With the original storyline all tied up the question on the studio's mind was “how do we continue?”. I'm sure they didn't care HOW, so long as it DID. And with the original Fugitive creator Roy Huggins in the writer's chair – alongside John Pogue (The Skulls, Ghost Ship) – the credibility factor was established from the outset. Harrison Ford's Richard Kimble character was no longer a viable avenue and so the natural progression was to focus on Sam Gerrard... and that makes sense. Being a US Marshal who's the best-of-the-best the options were limitless. Given that his character made a living chasing bad guys, the writers had the freedom to go in any direction they saw fit... it's just unfortunate that they chose the safer route by basically rehashing the entire original film.

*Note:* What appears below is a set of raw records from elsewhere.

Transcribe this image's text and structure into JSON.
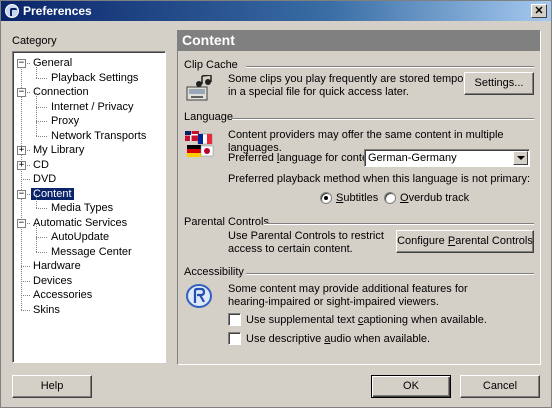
{
  "window": {
    "title": "Preferences",
    "close_symbol": "✕"
  },
  "sidebar": {
    "label": "Category",
    "items": [
      {
        "label": "General",
        "expander": "−"
      },
      {
        "label": "Playback Settings"
      },
      {
        "label": "Connection",
        "expander": "−"
      },
      {
        "label": "Internet / Privacy"
      },
      {
        "label": "Proxy"
      },
      {
        "label": "Network Transports"
      },
      {
        "label": "My Library",
        "expander": "+"
      },
      {
        "label": "CD",
        "expander": "+"
      },
      {
        "label": "DVD"
      },
      {
        "label": "Content",
        "expander": "−",
        "selected": true
      },
      {
        "label": "Media Types"
      },
      {
        "label": "Automatic Services",
        "expander": "−"
      },
      {
        "label": "AutoUpdate"
      },
      {
        "label": "Message Center"
      },
      {
        "label": "Hardware"
      },
      {
        "label": "Devices"
      },
      {
        "label": "Accessories"
      },
      {
        "label": "Skins"
      }
    ]
  },
  "panel": {
    "title": "Content",
    "clip_cache": {
      "title": "Clip Cache",
      "desc_line1": "Some clips you play frequently are stored temporarily",
      "desc_line2": "in a special file for quick access later.",
      "settings_button": "Settings..."
    },
    "language": {
      "title": "Language",
      "desc": "Content providers may offer the same content in multiple languages.",
      "preferred_label_pre": "Preferred ",
      "preferred_label_u": "l",
      "preferred_label_post": "anguage for content:",
      "preferred_value": "German-Germany",
      "playback_label": "Preferred playback method when this language is not primary:",
      "subtitles_u": "S",
      "subtitles_rest": "ubtitles",
      "overdub_u": "O",
      "overdub_rest": "verdub track",
      "selected_method": "Subtitles"
    },
    "parental": {
      "title": "Parental Controls",
      "desc_line1": "Use Parental Controls to restrict",
      "desc_line2": "access to certain content.",
      "button_pre": "Configure ",
      "button_u": "P",
      "button_post": "arental Controls"
    },
    "accessibility": {
      "title": "Accessibility",
      "desc_line1": "Some content may provide additional features for",
      "desc_line2": "hearing-impaired or sight-impaired viewers.",
      "captioning_pre": "Use supplemental text ",
      "captioning_u": "c",
      "captioning_post": "aptioning when available.",
      "captioning_checked": false,
      "audio_pre": "Use descriptive ",
      "audio_u": "a",
      "audio_post": "udio when available.",
      "audio_checked": false
    }
  },
  "footer": {
    "help": "Help",
    "ok": "OK",
    "cancel": "Cancel"
  },
  "colors": {
    "title_bar": "#0a246a",
    "selection": "#0a246a",
    "panel_header": "#808080",
    "face": "#d4d0c8"
  }
}
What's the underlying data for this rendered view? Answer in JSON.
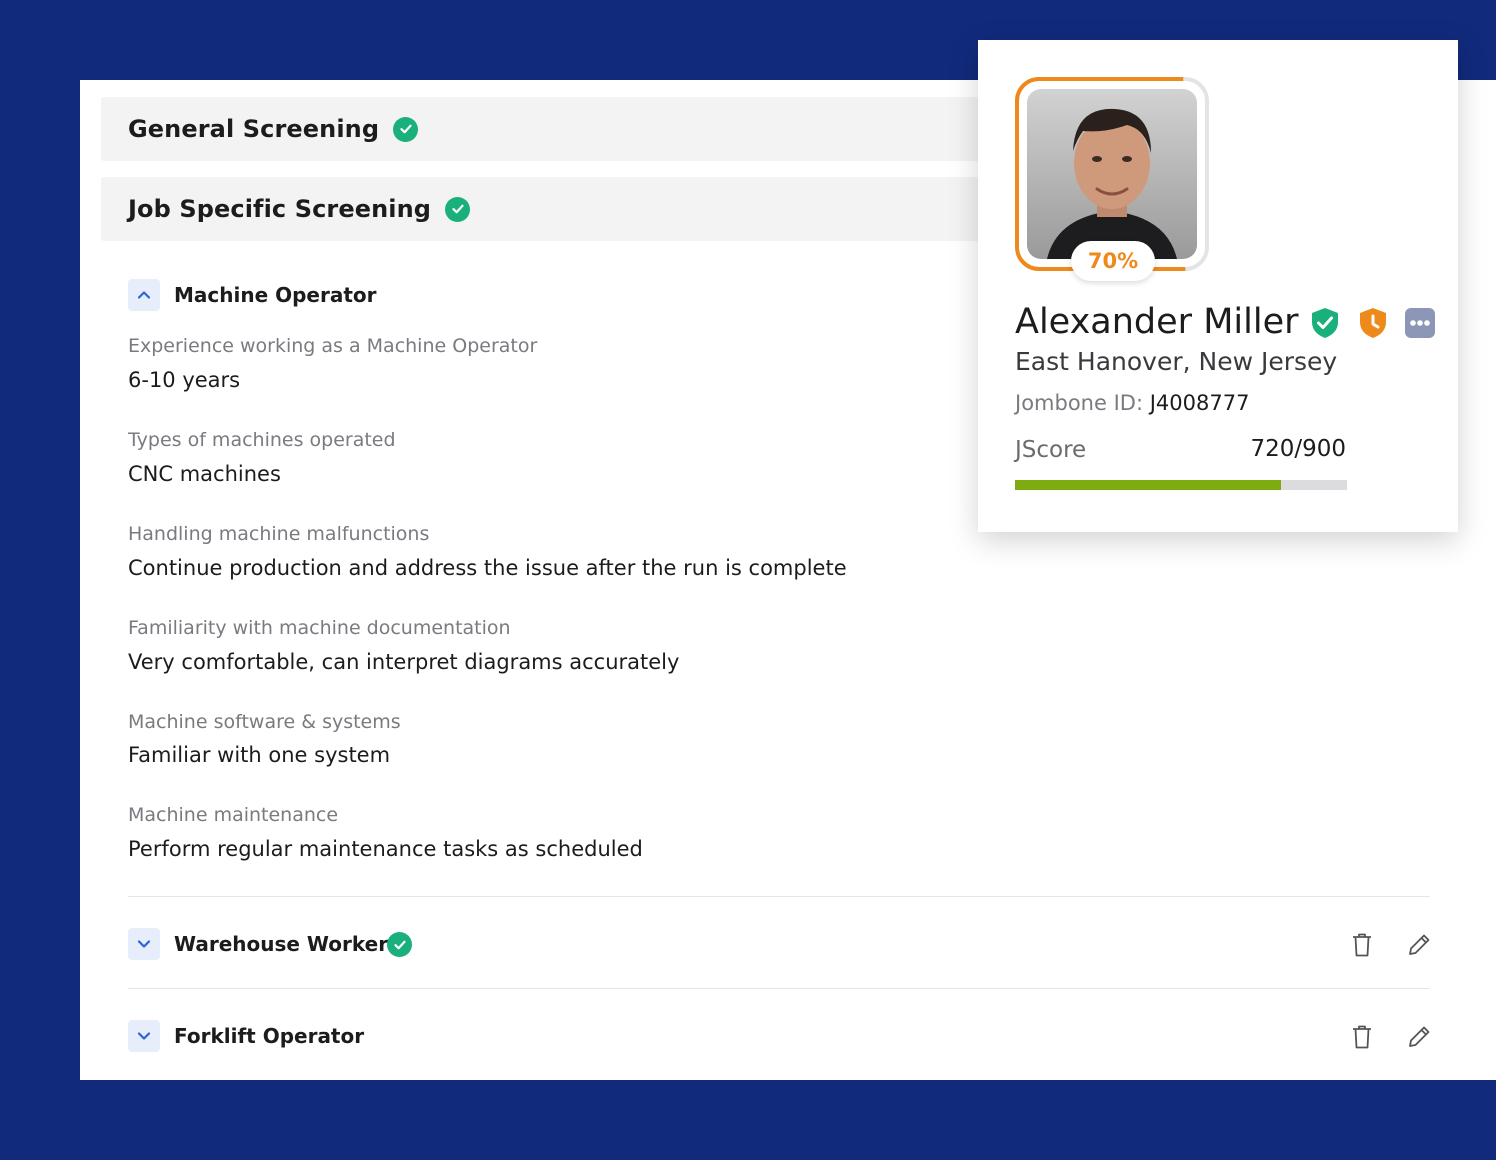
{
  "sections": {
    "general": {
      "title": "General Screening"
    },
    "job_specific": {
      "title": "Job Specific Screening"
    }
  },
  "jobs": [
    {
      "title": "Machine Operator",
      "expanded": true,
      "qa": [
        {
          "q": "Experience working as a Machine Operator",
          "a": "6-10 years"
        },
        {
          "q": "Types of machines operated",
          "a": "CNC machines"
        },
        {
          "q": "Handling machine malfunctions",
          "a": "Continue production and address the issue after the run is complete"
        },
        {
          "q": "Familiarity with machine documentation",
          "a": "Very comfortable, can interpret diagrams accurately"
        },
        {
          "q": "Machine software & systems",
          "a": "Familiar with one system"
        },
        {
          "q": "Machine maintenance",
          "a": "Perform regular maintenance tasks as scheduled"
        }
      ]
    },
    {
      "title": "Warehouse Worker",
      "expanded": false,
      "completed": true
    },
    {
      "title": "Forklift Operator",
      "expanded": false,
      "completed": false
    }
  ],
  "profile": {
    "match_percent": "70%",
    "match_value": 0.7,
    "name": "Alexander Miller",
    "location": "East Hanover, New Jersey",
    "id_label": "Jombone ID:",
    "id_value": "J4008777",
    "jscore_label": "JScore",
    "jscore_value": "720/900",
    "jscore_fraction": 0.8,
    "badges": [
      "verified-shield-icon",
      "pending-shield-icon",
      "more-options-icon"
    ]
  },
  "colors": {
    "background": "#112a7c",
    "check": "#1ab07c",
    "accent_orange": "#ee8a1b",
    "score_bar": "#7eab0f",
    "chevron": "#2a64d6"
  }
}
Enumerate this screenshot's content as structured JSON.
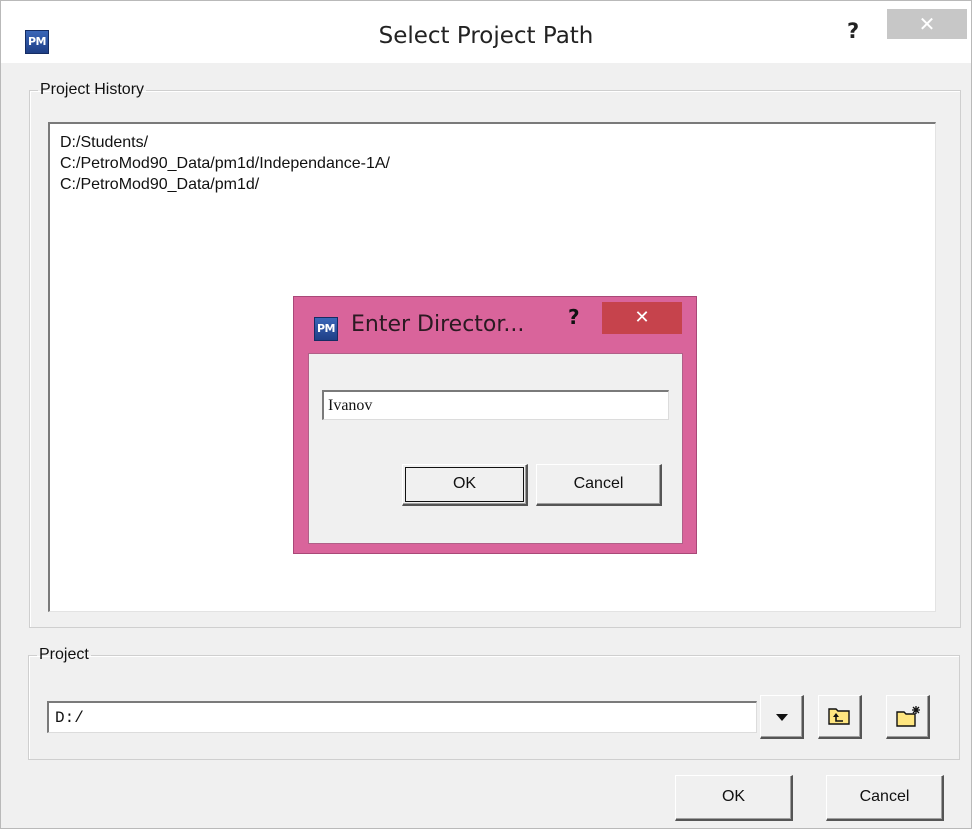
{
  "main_dialog": {
    "app_icon_text": "PM",
    "title": "Select Project Path",
    "help_label": "?",
    "close_label": "✕"
  },
  "history_group": {
    "legend": "Project History",
    "items": [
      "D:/Students/",
      "C:/PetroMod90_Data/pm1d/Independance-1A/",
      "C:/PetroMod90_Data/pm1d/"
    ]
  },
  "project_group": {
    "legend": "Project",
    "path_value": "D:/",
    "dropdown_icon": "chevron-down-icon",
    "up_folder_icon": "folder-up-icon",
    "new_folder_icon": "new-folder-icon"
  },
  "buttons": {
    "ok_label": "OK",
    "cancel_label": "Cancel"
  },
  "sub_dialog": {
    "app_icon_text": "PM",
    "title": "Enter Director...",
    "help_label": "?",
    "close_label": "✕",
    "directory_value": "Ivanov",
    "ok_label": "OK",
    "cancel_label": "Cancel",
    "frame_color": "#d9649b",
    "close_color": "#c6434c"
  }
}
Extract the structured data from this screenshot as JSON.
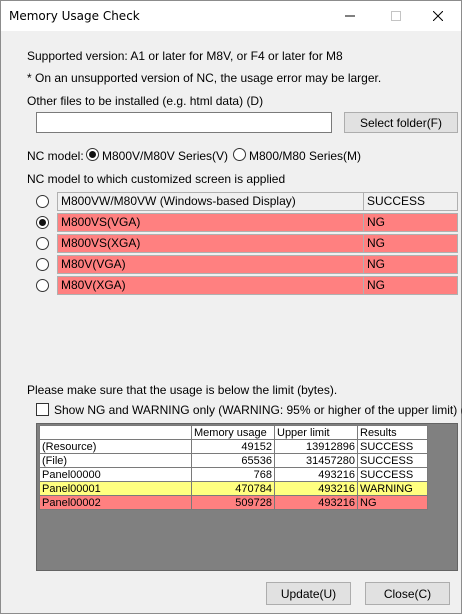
{
  "window": {
    "title": "Memory Usage Check"
  },
  "info": {
    "supported_version": "Supported version: A1 or later for M8V, or F4 or later for M8",
    "unsupported_note": "* On an unsupported version of NC, the usage error may be larger."
  },
  "other_files": {
    "label": "Other files to be installed (e.g. html data) (D)",
    "value": "",
    "select_folder_label": "Select folder(F)"
  },
  "nc_model": {
    "label": "NC model:",
    "options": [
      {
        "label": "M800V/M80V Series(V)",
        "selected": true
      },
      {
        "label": "M800/M80 Series(M)",
        "selected": false
      }
    ]
  },
  "applied": {
    "label": "NC model to which customized screen is applied",
    "rows": [
      {
        "name": "M800VW/M80VW (Windows-based Display)",
        "result": "SUCCESS",
        "selected": false
      },
      {
        "name": "M800VS(VGA)",
        "result": "NG",
        "selected": true
      },
      {
        "name": "M800VS(XGA)",
        "result": "NG",
        "selected": false
      },
      {
        "name": "M80V(VGA)",
        "result": "NG",
        "selected": false
      },
      {
        "name": "M80V(XGA)",
        "result": "NG",
        "selected": false
      }
    ]
  },
  "usage": {
    "note": "Please make sure that the usage is below the limit (bytes).",
    "filter_label": "Show NG and WARNING only (WARNING: 95% or higher of the upper limit) (N)",
    "filter_checked": false,
    "columns": [
      "",
      "Memory usage",
      "Upper limit",
      "Results"
    ],
    "rows": [
      {
        "name": "(Resource)",
        "usage": "49152",
        "limit": "13912896",
        "result": "SUCCESS"
      },
      {
        "name": "(File)",
        "usage": "65536",
        "limit": "31457280",
        "result": "SUCCESS"
      },
      {
        "name": "Panel00000",
        "usage": "768",
        "limit": "493216",
        "result": "SUCCESS"
      },
      {
        "name": "Panel00001",
        "usage": "470784",
        "limit": "493216",
        "result": "WARNING"
      },
      {
        "name": "Panel00002",
        "usage": "509728",
        "limit": "493216",
        "result": "NG"
      }
    ]
  },
  "buttons": {
    "update": "Update(U)",
    "close": "Close(C)"
  },
  "colors": {
    "ng": "#ff8080",
    "warning": "#ffff80",
    "grid_bg": "#808080"
  },
  "icons": [
    "minimize-icon",
    "maximize-icon",
    "close-icon"
  ]
}
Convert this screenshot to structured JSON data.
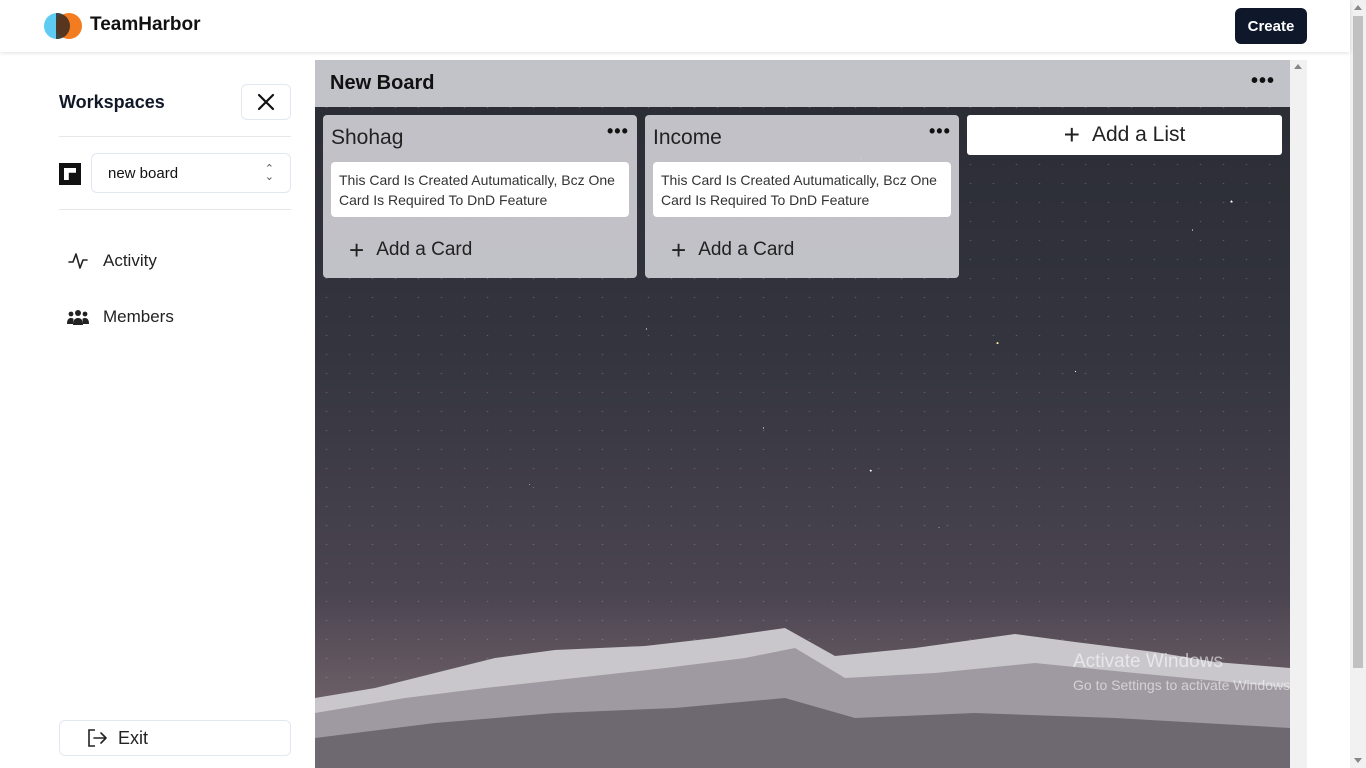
{
  "app": {
    "brand": "TeamHarbor",
    "create_label": "Create"
  },
  "sidebar": {
    "title": "Workspaces",
    "selected_board": "new board",
    "items": [
      {
        "label": "Activity",
        "icon": "activity-icon"
      },
      {
        "label": "Members",
        "icon": "members-icon"
      }
    ],
    "exit_label": "Exit"
  },
  "board": {
    "title": "New Board",
    "lists": [
      {
        "title": "Shohag",
        "card": "This Card Is Created Autumatically, Bcz One Card Is Required To DnD Feature",
        "add_card_label": "Add a Card"
      },
      {
        "title": "Income",
        "card": "This Card Is Created Autumatically, Bcz One Card Is Required To DnD Feature",
        "add_card_label": "Add a Card"
      }
    ],
    "add_list_label": "Add a List"
  },
  "watermark": {
    "line1": "Activate Windows",
    "line2": "Go to Settings to activate Windows."
  }
}
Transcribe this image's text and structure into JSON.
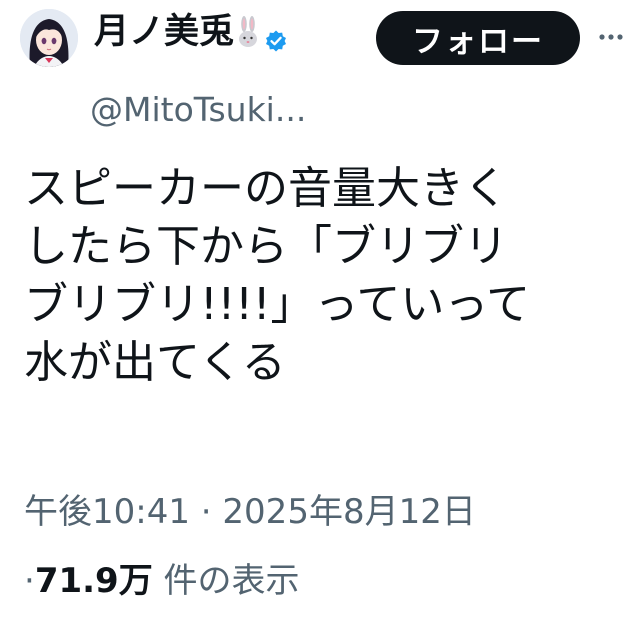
{
  "header": {
    "display_name": "月ノ美兎",
    "name_emoji": "🐰",
    "handle": "@MitoTsuki...",
    "follow_label": "フォロー",
    "more_label": "···",
    "verified_color": "#1d9bf0"
  },
  "tweet": {
    "lines": [
      "スピーカーの音量大きく",
      "したら下から「ブリブリ",
      "ブリブリ!!!!」っていって",
      "水が出てくる"
    ]
  },
  "meta": {
    "time": "午後10:41",
    "separator": " · ",
    "date": "2025年8月12日",
    "views_prefix": "·",
    "views_count": "71.9万",
    "views_suffix": " 件の表示"
  },
  "colors": {
    "text_primary": "#0f1419",
    "text_secondary": "#536471",
    "button_bg": "#0f1419",
    "button_text": "#ffffff"
  }
}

US MARSHALS is a cracking thriller and while it may have tanked at the box office, and been a slightly lesser film than its predecessor, it holds up well as a stand-alone movie and doesn't deserve the ridicule that's endured for almost 20-years (holy shit... 20-years. I'm getting old).
Sam Gerrard finds himself on a prisoner-transport plane that crash lands after one of the prisoners attempts to kill a fellow inmate. All men are accounted for, minus one (sound familiar?), and so begins another extensive man hunt. Tommy Lee Jones breaks into his steely Award-winning persona and takes command of the situation with a massive dose of de ja-vu. A perimeter is set as Gerrard and his team head out into the bayous of Southern Illinois in search of the new fugitive, Mark Roberts (Wesley Snipes). Joining the crew is an agent from the Diplomatic Security Service (Robert Downey Jr) who steps off with the wrong foot and is at odds with Gerrard's methods.
Once you accept that US MARSHALS is a carbon-copy of THE FUGITIVE and accept it for what it's worth then you will enjoy the film a lot more than audiences did back in 1998. Jone's steps back into Gerrard's shoes with ease and is given the entire film to flex his muscles. With his character now the central protagonist the story takes on a new dimension with a greater focus on the character and a stronger emphasis on the action. The storyline is a lot more complex (perhaps for it's own good) and the fugitive’s backstory is well distanced from Kimble's story in the original. At 133-minutes the duration is the same (slightly too long in this case) and the flow of the narrative is fluid. Watching Jone's take charge is a wonderful thing and the tragedy – in my mind – is that this never became a bigger franchise.
The possibility for an ongoing franchise was huge, and the character of Gerrard (and his team) deserved a few more adventures. Tommy Lee Jones went on to star in William Friedkin's RAMBO-esque thriller THE HUNTED and took on a role that was practically identical to Gerrard, proving that there was life in the old boy yet.... and again in THE MISSING. At 70-years of age there isn't a hope in hell that he'll ever take on the role again, and so obsessive film nerds like me will just have to dream of what could have been (imagine if he'd gone after a serial killer... that would have been unreal).
When it comes to underrated and undervalued sequels, US MARSHALS is one of them. It stands alone as an action-packed thriller and also serves as a perfectly adequate character progression. It doesn't take anything away from THE FUGITIVE, and it successfully creates an avenue for further stories... that will sadly never happen.